The dark spirits are gone. “06880” is lighter, freer.

We now know who is part of the “06880” community. And doesn’t any community — a blog, a town, whatever — function better when everyone knows their neighbors?

In the nearly 2 1/2 centuries since the Battle of Compo Hill, the British have never ventured inland again.

And — as the past year proves — the trolls are also gone for good.

 

The Minuteman, Benedict Arnold And The Battle Of Compo Hill

For over a century, the Minuteman has stood as Westport’s most beloved symbol. Harry Daniel Webster’s statue was dedicated in June 1910.

But this will make you feel really old: The skirmish it commemorates — the Battle of Compo Hill — took place 126 years before that.

The Minuteman statue in 1912 -- 2 years after its dedication.

The Minuteman statue in 1912 — 2 years after its dedication.

According to Mollie Donovan and Dorothy Curran, 2000 British troops under the direction of General William Tryon landed at Compo Beach at dusk on April 25, 1777. Tory loyalists planned to guide them up Compo Road to Cross Highway, across to Redding Road, then north through Redding and Bethel to Danbury, where they would burn a major munitions depot.

Patriots fired a few shots at the corner of the Post Road and Compo, but the British marched on. In Danbury they destroyed the Continental Army’s munitions, then headed back toward their waiting ships at Compo.

Hastily assembled patriot forces fought them in the fierce Battle of Ridgefield. Led by Brigadier General Benedict Arnold — not yet a traitor — and outnumbered 3 to 1, the patriots deployed a strategy of selective engagement.

British forces landed at Compo Beach, marched to Danbury, marched back south and -- after the Battle of Compo Hill -- retreated to Long Island.

British forces landed at Compo Beach, marched to Danbury, returned south and — after the Battle of Compo Hill — retreated to Long Island.

The next day — April 28, 1777 — patriot marksmen waited on Compo Hill (the current site of Minuteman Hill road). They did not stop the redcoats — 20 colonials were killed, and between 40 and 80 wounded when the British made a shoulder to shoulder charge with fixed bayonets — but they gave them a fight.

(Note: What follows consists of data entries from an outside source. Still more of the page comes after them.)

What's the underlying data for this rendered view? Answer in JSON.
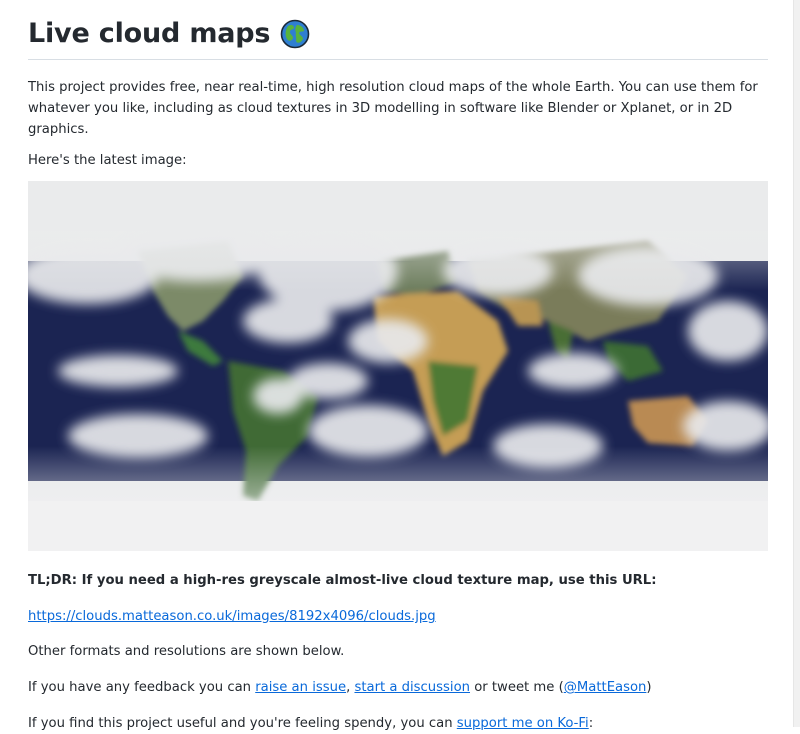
{
  "header": {
    "title": "Live cloud maps"
  },
  "intro": {
    "text": "This project provides free, near real-time, high resolution cloud maps of the whole Earth. You can use them for whatever you like, including as cloud textures in 3D modelling in software like Blender or Xplanet, or in 2D graphics."
  },
  "latest": {
    "text": "Here's the latest image:"
  },
  "tldr": {
    "text": "TL;DR: If you need a high-res greyscale almost-live cloud texture map, use this URL:"
  },
  "cloud_url": {
    "text": "https://clouds.matteason.co.uk/images/8192x4096/clouds.jpg"
  },
  "formats": {
    "text": "Other formats and resolutions are shown below."
  },
  "feedback": {
    "prefix": "If you have any feedback you can ",
    "issue_link": "raise an issue",
    "comma": ", ",
    "discussion_link": "start a discussion",
    "middle": " or tweet me (",
    "twitter_link": "@MattEason",
    "suffix": ")"
  },
  "support": {
    "prefix": "If you find this project useful and you're feeling spendy, you can ",
    "kofi_link": "support me on Ko-Fi",
    "suffix": ":"
  },
  "colors": {
    "link": "#0969da",
    "text": "#24292f",
    "ocean": "#1a2350",
    "cloud": "#ecedef"
  }
}
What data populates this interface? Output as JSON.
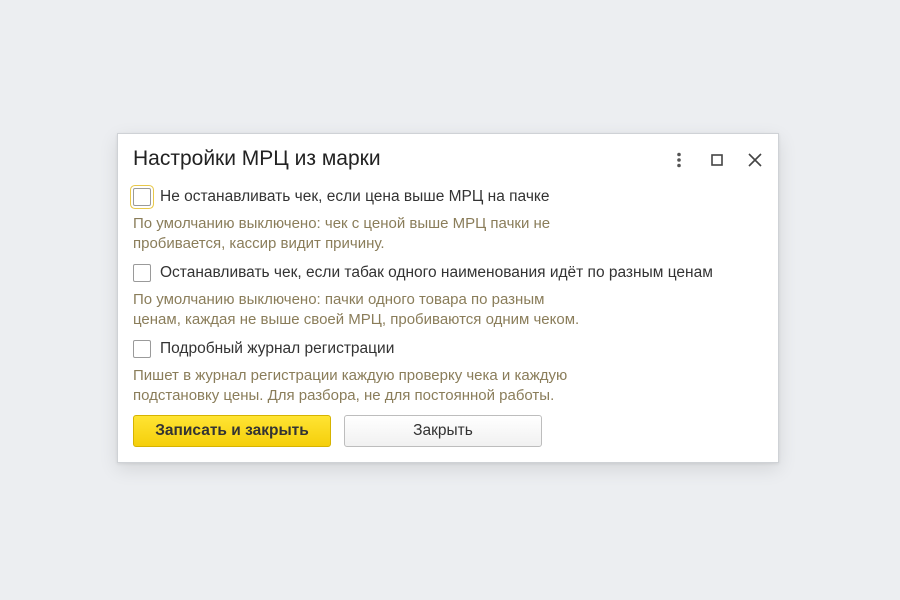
{
  "dialog": {
    "title": "Настройки МРЦ из марки",
    "controls": {
      "more_icon": "vertical-dots-icon",
      "maximize_icon": "maximize-icon",
      "close_icon": "close-icon"
    }
  },
  "options": [
    {
      "label": "Не останавливать чек, если цена выше МРЦ на пачке",
      "checked": false,
      "hint_line1": "По умолчанию выключено: чек с ценой выше МРЦ пачки не",
      "hint_line2": "пробивается, кассир видит причину."
    },
    {
      "label": "Останавливать чек, если табак одного наименования идёт по разным ценам",
      "checked": false,
      "hint_line1": "По умолчанию выключено: пачки одного товара по разным",
      "hint_line2": "ценам, каждая не выше своей МРЦ, пробиваются одним чеком."
    },
    {
      "label": "Подробный журнал регистрации",
      "checked": false,
      "hint_line1": "Пишет в журнал регистрации каждую проверку чека и каждую",
      "hint_line2": "подстановку цены. Для разбора, не для постоянной работы."
    }
  ],
  "buttons": {
    "save_close": "Записать и закрыть",
    "close": "Закрыть"
  },
  "colors": {
    "primary_button": "#f5cf0b",
    "hint_text": "#8a7d5a",
    "background": "#eceef1"
  }
}
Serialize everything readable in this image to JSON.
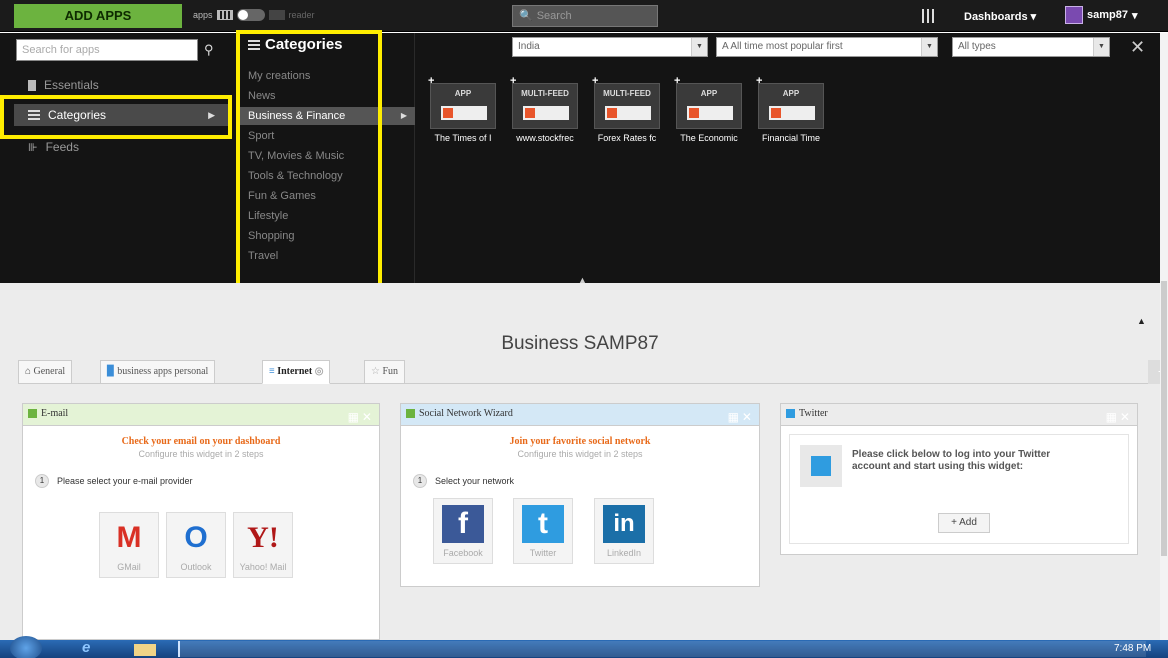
{
  "topbar": {
    "add_apps": "ADD APPS",
    "apps_label": "apps",
    "reader_label": "reader",
    "search_placeholder": "Search",
    "dashboards": "Dashboards",
    "user": "samp87"
  },
  "sidebar": {
    "search_placeholder": "Search for apps",
    "items": [
      {
        "label": "Essentials",
        "icon": "bookmark-icon"
      },
      {
        "label": "Categories",
        "icon": "list-icon",
        "selected": true
      },
      {
        "label": "Feeds",
        "icon": "rss-icon"
      }
    ]
  },
  "categories": {
    "title": "Categories",
    "items": [
      "My creations",
      "News",
      "Business & Finance",
      "Sport",
      "TV, Movies & Music",
      "Tools & Technology",
      "Fun & Games",
      "Lifestyle",
      "Shopping",
      "Travel"
    ],
    "selected": "Business & Finance"
  },
  "filters": {
    "region": "India",
    "sort": "All time most popular first",
    "sort_letter": "A",
    "type": "All types"
  },
  "apps": [
    {
      "type": "APP",
      "name": "The Times of I"
    },
    {
      "type": "MULTI-FEED",
      "name": "www.stockfrec"
    },
    {
      "type": "MULTI-FEED",
      "name": "Forex Rates fc"
    },
    {
      "type": "APP",
      "name": "The Economic"
    },
    {
      "type": "APP",
      "name": "Financial Time"
    }
  ],
  "dashboard": {
    "title": "Business SAMP87",
    "tabs": [
      {
        "label": "General"
      },
      {
        "label": "business apps personal"
      },
      {
        "label": "Internet",
        "active": true
      },
      {
        "label": "Fun"
      }
    ]
  },
  "widgets": {
    "email": {
      "title": "E-mail",
      "prompt": "Check your email on your dashboard",
      "subtitle": "Configure this widget in 2 steps",
      "step_num": "1",
      "step": "Please select your e-mail provider",
      "providers": [
        {
          "name": "GMail",
          "color": "#d93025"
        },
        {
          "name": "Outlook",
          "color": "#1f6fd0"
        },
        {
          "name": "Yahoo! Mail",
          "color": "#b01818"
        }
      ],
      "provider_logos": [
        "M",
        "O",
        "Y!"
      ]
    },
    "social": {
      "title": "Social Network Wizard",
      "prompt": "Join your favorite social network",
      "subtitle": "Configure this widget in 2 steps",
      "step_num": "1",
      "step": "Select your network",
      "networks": [
        {
          "name": "Facebook",
          "color": "#3b5998"
        },
        {
          "name": "Twitter",
          "color": "#2f9ce0"
        },
        {
          "name": "LinkedIn",
          "color": "#1b6fa8"
        }
      ],
      "network_logos": [
        "f",
        "t",
        "in"
      ]
    },
    "twitter": {
      "title": "Twitter",
      "message": "Please click below to log into your Twitter account and start using this widget:",
      "add": "+ Add"
    }
  },
  "taskbar": {
    "time": "7:48 PM"
  },
  "colors": {
    "add_apps_green": "#6cb33f",
    "highlight_yellow": "#ffee00",
    "prompt_orange": "#e86a1a"
  }
}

Graves of some of the patriots who fell that day lie along Compo Beach Road, just past the Minuteman statue.

Though Tryon returned to burn Norwalk and Fairfield, never again during the American Revolution did British troops venture inland in Connecticut.

This Friday (April 26) the Westport Historical Society celebrates the 236th anniversary of that engagement. There’s a 6 p.m. lecture by John Reznikoff (a professional document and signature authenticator with Rockwell Art and Framing), plus a display of historic documents related to the skirmish.

One of the documents on display -- and for sale -- at the Westport Historical Society this weekend.

One of the documents on display — and for sale — at the Westport Historical Society this weekend.

All documents are available for purchase. If you can’t make Friday’s event, additional sale days are Saturday (April 27, 10 a.m. to 4 p.m.) and Sunday (April 28, 12 to 4 p.m.).

And if you can’t make any of those days, at least think about the Battle of Compo Hill. That’s the reason our Minuteman stands guard, facing Compo Road.

Like his fellow patriots 236 years ago, he’s ready to give the Brits his best shot.

The Minuteman statue today.

The Minuteman statue today.

As The Crow Flies

As a Westport history buff — and chair of the town’s Longshore 50th committee — Scott Smith is a stickler for accuracy.

News of the Westport Historical Society’s Sept. 25 The British Are Coming! bus tour — commemorating our Revolutionary War claim to fame — brought to mind a pet peeve of his:

The lopsided, cluttered sign at the corner of Post Road East and South Compo.

As any bicyclist or jogger knows, Compo Beach is not “one mile south” of the street sign.  The British might have wished it were so — they marched all the way north from there to Danbury where they demolished an ammunition depot; burned 19 houses, 22 stores and barns; destroyed food, clothing, medical equipment, tents, candles and a printing press, then trooped all the way back to their boats moored off Compo — but it is definitely more than a mile.

Which brings to mind an important question:  If something as simple as that distance can be wrong, how accurate is everything else on all those historical markers?